Cadillac, the best-selling luxury brand in the United States for nearly three-quarters of a century, is now barely treading water as it tries to compete against Lexus, BMW, and Mercedes-Benz. To shake up its image, General Motors’ flagship division has invested $4 billion in product development and a new plant in Lansing, Mich. Over the next several years, that plant and others will be churning out a number of new Cadillac models, including the XLR, a rear-wheel-drive, two-seat convertible, and possibly the Cien, a supercar that would challenge the Ferrari F40 and the McLaren F1.

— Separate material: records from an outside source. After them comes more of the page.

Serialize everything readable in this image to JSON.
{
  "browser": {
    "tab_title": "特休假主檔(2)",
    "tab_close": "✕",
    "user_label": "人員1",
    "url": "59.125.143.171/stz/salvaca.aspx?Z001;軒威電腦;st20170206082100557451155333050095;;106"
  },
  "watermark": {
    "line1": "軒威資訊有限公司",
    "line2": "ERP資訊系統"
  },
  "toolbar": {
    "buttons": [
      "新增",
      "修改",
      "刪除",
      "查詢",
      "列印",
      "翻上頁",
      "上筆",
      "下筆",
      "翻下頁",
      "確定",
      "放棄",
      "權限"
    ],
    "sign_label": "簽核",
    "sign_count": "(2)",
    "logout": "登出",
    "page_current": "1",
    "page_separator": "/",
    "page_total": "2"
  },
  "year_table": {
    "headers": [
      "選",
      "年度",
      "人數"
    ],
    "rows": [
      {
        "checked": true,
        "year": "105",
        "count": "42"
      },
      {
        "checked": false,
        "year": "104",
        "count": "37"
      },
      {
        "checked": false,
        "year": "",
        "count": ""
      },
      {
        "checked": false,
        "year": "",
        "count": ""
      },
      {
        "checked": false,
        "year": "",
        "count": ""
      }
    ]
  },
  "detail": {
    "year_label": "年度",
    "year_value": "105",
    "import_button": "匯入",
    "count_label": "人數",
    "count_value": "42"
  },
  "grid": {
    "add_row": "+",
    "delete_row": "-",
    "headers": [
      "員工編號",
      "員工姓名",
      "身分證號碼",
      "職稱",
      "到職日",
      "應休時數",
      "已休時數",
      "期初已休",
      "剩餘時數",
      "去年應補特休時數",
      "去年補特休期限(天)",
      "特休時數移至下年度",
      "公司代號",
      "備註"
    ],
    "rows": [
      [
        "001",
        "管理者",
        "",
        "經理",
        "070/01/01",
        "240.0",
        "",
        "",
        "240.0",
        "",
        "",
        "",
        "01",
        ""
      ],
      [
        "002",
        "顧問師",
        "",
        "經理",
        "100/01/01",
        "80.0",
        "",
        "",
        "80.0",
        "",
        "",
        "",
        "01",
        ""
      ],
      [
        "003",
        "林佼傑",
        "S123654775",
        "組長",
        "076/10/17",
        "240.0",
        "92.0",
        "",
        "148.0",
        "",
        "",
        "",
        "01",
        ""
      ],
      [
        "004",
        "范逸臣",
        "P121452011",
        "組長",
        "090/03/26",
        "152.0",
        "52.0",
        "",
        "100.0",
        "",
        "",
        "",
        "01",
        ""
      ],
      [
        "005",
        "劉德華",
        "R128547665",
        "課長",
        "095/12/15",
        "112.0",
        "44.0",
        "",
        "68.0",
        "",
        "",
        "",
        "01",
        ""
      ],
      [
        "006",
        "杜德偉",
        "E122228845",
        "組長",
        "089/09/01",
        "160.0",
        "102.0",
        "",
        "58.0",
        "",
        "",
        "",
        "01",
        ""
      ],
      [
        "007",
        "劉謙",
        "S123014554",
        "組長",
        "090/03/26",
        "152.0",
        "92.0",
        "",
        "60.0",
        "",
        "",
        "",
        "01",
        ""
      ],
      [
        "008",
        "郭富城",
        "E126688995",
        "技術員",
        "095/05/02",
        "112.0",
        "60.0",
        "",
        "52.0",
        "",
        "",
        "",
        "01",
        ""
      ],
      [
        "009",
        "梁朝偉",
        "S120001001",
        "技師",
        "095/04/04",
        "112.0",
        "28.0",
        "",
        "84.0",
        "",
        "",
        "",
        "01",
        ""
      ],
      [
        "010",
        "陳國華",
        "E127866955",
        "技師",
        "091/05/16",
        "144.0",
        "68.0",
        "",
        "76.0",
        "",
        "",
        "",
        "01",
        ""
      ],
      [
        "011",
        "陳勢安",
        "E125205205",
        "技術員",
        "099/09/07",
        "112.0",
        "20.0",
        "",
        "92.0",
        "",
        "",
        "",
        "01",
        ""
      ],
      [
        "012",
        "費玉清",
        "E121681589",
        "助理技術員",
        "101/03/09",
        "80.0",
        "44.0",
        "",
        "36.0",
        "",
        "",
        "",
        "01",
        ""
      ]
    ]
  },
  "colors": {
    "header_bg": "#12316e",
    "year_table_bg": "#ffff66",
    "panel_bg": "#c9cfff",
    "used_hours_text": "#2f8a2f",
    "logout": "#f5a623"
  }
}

The makeover began in August at the Pebble Beach Concours d’Elegance with the formal rollout of the 2003 CTS sedan, an entry-level luxury car aimed at the young, hip, and demanding buyers who have all but abandoned Cadillac over the last two decades. By mid-decade, little will remain of the old Cadillac lineup beyond the big DeVille sedan. In addition to the new models, there will be an updated Seville with a new rear-drive platform and a new name: the STS. Cadillac will eliminate its traditional nameplates in favor of Euro-style alpha badges, such as the XLR, which should arrive in showrooms by autumn.
The XLR is the production version of the edgy Evoq, which was unveiled in concept form at the Detroit auto show two years ago. There is a hint of retro in the hard-edged, vertical headlights and taillights, evoking the 1959 Eldorado’s trademark tail fins, but the look is more Blade Runner than American Graffiti.
Cadillac also plans to create a high-performance brand-within-a-brand, along the lines of Mercedes’ AMG. The project, which is still unnamed, will premiere in 2003 with a 325-plus-hp edition of the CTS.
Those are some of Cadillac’s definite plans. The Cien, on the other hand, is still only a possibility. The supercar prototype was also unveiled at Pebble Beach. In keeping with the classic supercar shape, the Cien (the name means 100 in Spanish, in recognition of Cadillac’s 100th anniversary) is low, sleek, and menacing. But it also features some distinct elements from Cadillac’s new Art & Science design theme, including the signature grille, vertical lamps, and angular lines. The doors scissor open, and the rear spoiler is adjustable. Borrowing a bit from Ferrari, the Cien has a transparent cover over its midmounted V-12.
The Cien’s engine, dubbed the Northstar XV12, is a 7.5-liter, normally aspirated powerplant that produces 750 hp and 450 ft lbs of torque.
In current form, it is a high-tech showpiece, boasting a range of advanced features, including variable cam timing and Displacement on Demand. (The latter shuts off the right cylinder bank when power demand is low, so that the XV12 operates as an in-line six, sharply improving fuel economy.) The engine is mated to a sequentially shifted 6-speed manual.
The Cien’s body and chassis are constructed of carbon fiber and composites, keeping them stiff even with the targa roof removed. Inside, you will find plenty more technology, including the latest version of Cadillac’s infrared Night Vision.
Whether Cadillac puts Cien on the street depends on the reception it receives as it makes the rounds of the 2002 auto show circuit. If it gets the go-ahead, expect a limited run of 100 or so by the end of 2004 at the earliest, probably with a price tag upwards of $250,000.